### Work instructions
The data below is to be repeated in full, exactly as given.

### Task inputs
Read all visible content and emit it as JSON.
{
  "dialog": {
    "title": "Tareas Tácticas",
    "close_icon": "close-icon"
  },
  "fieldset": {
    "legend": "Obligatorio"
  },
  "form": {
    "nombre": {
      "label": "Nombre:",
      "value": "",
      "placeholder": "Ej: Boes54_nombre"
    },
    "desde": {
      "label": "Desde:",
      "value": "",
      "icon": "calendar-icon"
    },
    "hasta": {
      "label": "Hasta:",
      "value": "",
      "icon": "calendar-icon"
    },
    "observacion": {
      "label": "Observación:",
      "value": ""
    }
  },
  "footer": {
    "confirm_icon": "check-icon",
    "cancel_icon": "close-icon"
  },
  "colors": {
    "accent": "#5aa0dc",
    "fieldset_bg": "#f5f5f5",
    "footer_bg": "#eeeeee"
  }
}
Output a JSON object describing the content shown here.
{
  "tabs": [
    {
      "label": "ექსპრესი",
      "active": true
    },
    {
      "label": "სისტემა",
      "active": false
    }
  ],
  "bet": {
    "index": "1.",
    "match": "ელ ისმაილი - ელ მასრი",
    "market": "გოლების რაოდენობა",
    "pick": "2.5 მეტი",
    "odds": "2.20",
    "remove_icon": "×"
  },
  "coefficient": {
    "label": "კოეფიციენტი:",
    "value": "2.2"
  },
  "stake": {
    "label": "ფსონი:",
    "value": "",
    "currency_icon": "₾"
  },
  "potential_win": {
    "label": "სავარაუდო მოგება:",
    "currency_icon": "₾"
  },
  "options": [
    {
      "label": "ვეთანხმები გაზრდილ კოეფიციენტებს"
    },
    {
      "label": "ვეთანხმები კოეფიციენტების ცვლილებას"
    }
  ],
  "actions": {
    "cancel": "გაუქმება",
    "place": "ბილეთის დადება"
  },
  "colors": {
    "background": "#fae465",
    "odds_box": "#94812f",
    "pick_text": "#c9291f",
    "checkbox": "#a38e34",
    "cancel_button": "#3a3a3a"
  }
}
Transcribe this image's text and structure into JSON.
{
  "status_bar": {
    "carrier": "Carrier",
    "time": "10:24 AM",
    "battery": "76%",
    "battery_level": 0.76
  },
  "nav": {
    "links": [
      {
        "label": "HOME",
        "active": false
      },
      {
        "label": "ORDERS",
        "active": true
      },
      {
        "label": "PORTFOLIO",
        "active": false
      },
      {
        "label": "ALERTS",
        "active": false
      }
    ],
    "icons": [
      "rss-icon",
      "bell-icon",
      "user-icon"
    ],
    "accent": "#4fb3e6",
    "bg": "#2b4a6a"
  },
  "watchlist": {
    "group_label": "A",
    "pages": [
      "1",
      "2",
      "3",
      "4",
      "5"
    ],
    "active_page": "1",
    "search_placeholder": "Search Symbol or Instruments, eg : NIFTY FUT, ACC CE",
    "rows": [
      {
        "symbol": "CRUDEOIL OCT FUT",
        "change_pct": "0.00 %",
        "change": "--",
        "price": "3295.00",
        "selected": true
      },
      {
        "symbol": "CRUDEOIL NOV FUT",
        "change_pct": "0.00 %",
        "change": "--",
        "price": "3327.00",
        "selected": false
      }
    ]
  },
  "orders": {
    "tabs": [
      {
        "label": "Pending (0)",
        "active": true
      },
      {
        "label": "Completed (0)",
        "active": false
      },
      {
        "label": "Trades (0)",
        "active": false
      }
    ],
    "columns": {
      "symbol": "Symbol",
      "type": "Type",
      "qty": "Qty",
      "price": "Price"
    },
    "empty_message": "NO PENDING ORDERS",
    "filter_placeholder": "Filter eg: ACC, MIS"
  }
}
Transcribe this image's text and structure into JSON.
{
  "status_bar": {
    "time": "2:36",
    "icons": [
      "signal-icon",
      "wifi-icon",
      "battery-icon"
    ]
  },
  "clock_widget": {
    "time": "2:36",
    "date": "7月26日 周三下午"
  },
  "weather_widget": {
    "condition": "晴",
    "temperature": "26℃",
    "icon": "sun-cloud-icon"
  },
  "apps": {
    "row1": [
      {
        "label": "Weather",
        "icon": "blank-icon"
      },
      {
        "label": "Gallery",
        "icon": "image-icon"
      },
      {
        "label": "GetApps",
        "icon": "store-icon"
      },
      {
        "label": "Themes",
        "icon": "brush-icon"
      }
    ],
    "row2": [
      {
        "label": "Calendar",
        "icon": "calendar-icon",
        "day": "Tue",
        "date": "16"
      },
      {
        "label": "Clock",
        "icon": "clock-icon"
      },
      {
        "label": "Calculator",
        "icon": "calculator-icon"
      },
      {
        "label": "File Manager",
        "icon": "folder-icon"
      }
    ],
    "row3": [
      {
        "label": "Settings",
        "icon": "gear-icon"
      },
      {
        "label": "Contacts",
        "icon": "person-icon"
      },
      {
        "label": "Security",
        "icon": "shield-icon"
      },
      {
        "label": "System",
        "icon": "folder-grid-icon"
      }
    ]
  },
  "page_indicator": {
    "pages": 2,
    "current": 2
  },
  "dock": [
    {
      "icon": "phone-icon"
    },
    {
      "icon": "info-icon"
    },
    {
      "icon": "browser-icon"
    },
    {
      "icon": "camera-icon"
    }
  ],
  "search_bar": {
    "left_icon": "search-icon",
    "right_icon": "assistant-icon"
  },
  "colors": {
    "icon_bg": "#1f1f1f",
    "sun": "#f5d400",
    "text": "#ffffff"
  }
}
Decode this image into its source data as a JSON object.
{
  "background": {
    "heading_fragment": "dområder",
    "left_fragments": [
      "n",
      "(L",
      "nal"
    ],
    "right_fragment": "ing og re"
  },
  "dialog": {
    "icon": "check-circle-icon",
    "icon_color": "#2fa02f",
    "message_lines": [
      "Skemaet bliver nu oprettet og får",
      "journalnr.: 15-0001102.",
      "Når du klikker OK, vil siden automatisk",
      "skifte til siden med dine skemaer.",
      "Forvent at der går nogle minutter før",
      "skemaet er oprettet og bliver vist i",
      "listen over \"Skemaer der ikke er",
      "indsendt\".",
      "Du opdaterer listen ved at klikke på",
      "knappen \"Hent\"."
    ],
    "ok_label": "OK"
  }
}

### Solution
Read all visible content and emit it as JSON.
{
  "dialog": {
    "title": "Tareas Tácticas",
    "close_icon": "close-icon"
  },
  "fieldset": {
    "legend": "Obligatorio"
  },
  "form": {
    "nombre": {
      "label": "Nombre:",
      "value": "",
      "placeholder": "Ej: Boes54_nombre"
    },
    "desde": {
      "label": "Desde:",
      "value": "",
      "icon": "calendar-icon"
    },
    "hasta": {
      "label": "Hasta:",
      "value": "",
      "icon": "calendar-icon"
    },
    "observacion": {
      "label": "Observación:",
      "value": ""
    }
  },
  "footer": {
    "confirm_icon": "check-icon",
    "cancel_icon": "close-icon"
  },
  "colors": {
    "accent": "#5aa0dc",
    "fieldset_bg": "#f5f5f5",
    "footer_bg": "#eeeeee"
  }
}
Output a JSON object describing the content shown here.
{
  "tabs": [
    {
      "label": "ექსპრესი",
      "active": true
    },
    {
      "label": "სისტემა",
      "active": false
    }
  ],
  "bet": {
    "index": "1.",
    "match": "ელ ისმაილი - ელ მასრი",
    "market": "გოლების რაოდენობა",
    "pick": "2.5 მეტი",
    "odds": "2.20",
    "remove_icon": "×"
  },
  "coefficient": {
    "label": "კოეფიციენტი:",
    "value": "2.2"
  },
  "stake": {
    "label": "ფსონი:",
    "value": "",
    "currency_icon": "₾"
  },
  "potential_win": {
    "label": "სავარაუდო მოგება:",
    "currency_icon": "₾"
  },
  "options": [
    {
      "label": "ვეთანხმები გაზრდილ კოეფიციენტებს"
    },
    {
      "label": "ვეთანხმები კოეფიციენტების ცვლილებას"
    }
  ],
  "actions": {
    "cancel": "გაუქმება",
    "place": "ბილეთის დადება"
  },
  "colors": {
    "background": "#fae465",
    "odds_box": "#94812f",
    "pick_text": "#c9291f",
    "checkbox": "#a38e34",
    "cancel_button": "#3a3a3a"
  }
}
Transcribe this image's text and structure into JSON.
{
  "status_bar": {
    "carrier": "Carrier",
    "time": "10:24 AM",
    "battery": "76%",
    "battery_level": 0.76
  },
  "nav": {
    "links": [
      {
        "label": "HOME",
        "active": false
      },
      {
        "label": "ORDERS",
        "active": true
      },
      {
        "label": "PORTFOLIO",
        "active": false
      },
      {
        "label": "ALERTS",
        "active": false
      }
    ],
    "icons": [
      "rss-icon",
      "bell-icon",
      "user-icon"
    ],
    "accent": "#4fb3e6",
    "bg": "#2b4a6a"
  },
  "watchlist": {
    "group_label": "A",
    "pages": [
      "1",
      "2",
      "3",
      "4",
      "5"
    ],
    "active_page": "1",
    "search_placeholder": "Search Symbol or Instruments, eg : NIFTY FUT, ACC CE",
    "rows": [
      {
        "symbol": "CRUDEOIL OCT FUT",
        "change_pct": "0.00 %",
        "change": "--",
        "price": "3295.00",
        "selected": true
      },
      {
        "symbol": "CRUDEOIL NOV FUT",
        "change_pct": "0.00 %",
        "change": "--",
        "price": "3327.00",
        "selected": false
      }
    ]
  },
  "orders": {
    "tabs": [
      {
        "label": "Pending (0)",
        "active": true
      },
      {
        "label": "Completed (0)",
        "active": false
      },
      {
        "label": "Trades (0)",
        "active": false
      }
    ],
    "columns": {
      "symbol": "Symbol",
      "type": "Type",
      "qty": "Qty",
      "price": "Price"
    },
    "empty_message": "NO PENDING ORDERS",
    "filter_placeholder": "Filter eg: ACC, MIS"
  }
}
Transcribe this image's text and structure into JSON.
{
  "status_bar": {
    "time": "2:36",
    "icons": [
      "signal-icon",
      "wifi-icon",
      "battery-icon"
    ]
  },
  "clock_widget": {
    "time": "2:36",
    "date": "7月26日 周三下午"
  },
  "weather_widget": {
    "condition": "晴",
    "temperature": "26℃",
    "icon": "sun-cloud-icon"
  },
  "apps": {
    "row1": [
      {
        "label": "Weather",
        "icon": "blank-icon"
      },
      {
        "label": "Gallery",
        "icon": "image-icon"
      },
      {
        "label": "GetApps",
        "icon": "store-icon"
      },
      {
        "label": "Themes",
        "icon": "brush-icon"
      }
    ],
    "row2": [
      {
        "label": "Calendar",
        "icon": "calendar-icon",
        "day": "Tue",
        "date": "16"
      },
      {
        "label": "Clock",
        "icon": "clock-icon"
      },
      {
        "label": "Calculator",
        "icon": "calculator-icon"
      },
      {
        "label": "File Manager",
        "icon": "folder-icon"
      }
    ],
    "row3": [
      {
        "label": "Settings",
        "icon": "gear-icon"
      },
      {
        "label": "Contacts",
        "icon": "person-icon"
      },
      {
        "label": "Security",
        "icon": "shield-icon"
      },
      {
        "label": "System",
        "icon": "folder-grid-icon"
      }
    ]
  },
  "page_indicator": {
    "pages": 2,
    "current": 2
  },
  "dock": [
    {
      "icon": "phone-icon"
    },
    {
      "icon": "info-icon"
    },
    {
      "icon": "browser-icon"
    },
    {
      "icon": "camera-icon"
    }
  ],
  "search_bar": {
    "left_icon": "search-icon",
    "right_icon": "assistant-icon"
  },
  "colors": {
    "icon_bg": "#1f1f1f",
    "sun": "#f5d400",
    "text": "#ffffff"
  }
}
Decode this image into its source data as a JSON object.
{
  "background": {
    "heading_fragment": "dområder",
    "left_fragments": [
      "n",
      "(L",
      "nal"
    ],
    "right_fragment": "ing og re"
  },
  "dialog": {
    "icon": "check-circle-icon",
    "icon_color": "#2fa02f",
    "message_lines": [
      "Skemaet bliver nu oprettet og får",
      "journalnr.: 15-0001102.",
      "Når du klikker OK, vil siden automatisk",
      "skifte til siden med dine skemaer.",
      "Forvent at der går nogle minutter før",
      "skemaet er oprettet og bliver vist i",
      "listen over \"Skemaer der ikke er",
      "indsendt\".",
      "Du opdaterer listen ved at klikke på",
      "knappen \"Hent\"."
    ],
    "ok_label": "OK"
  }
}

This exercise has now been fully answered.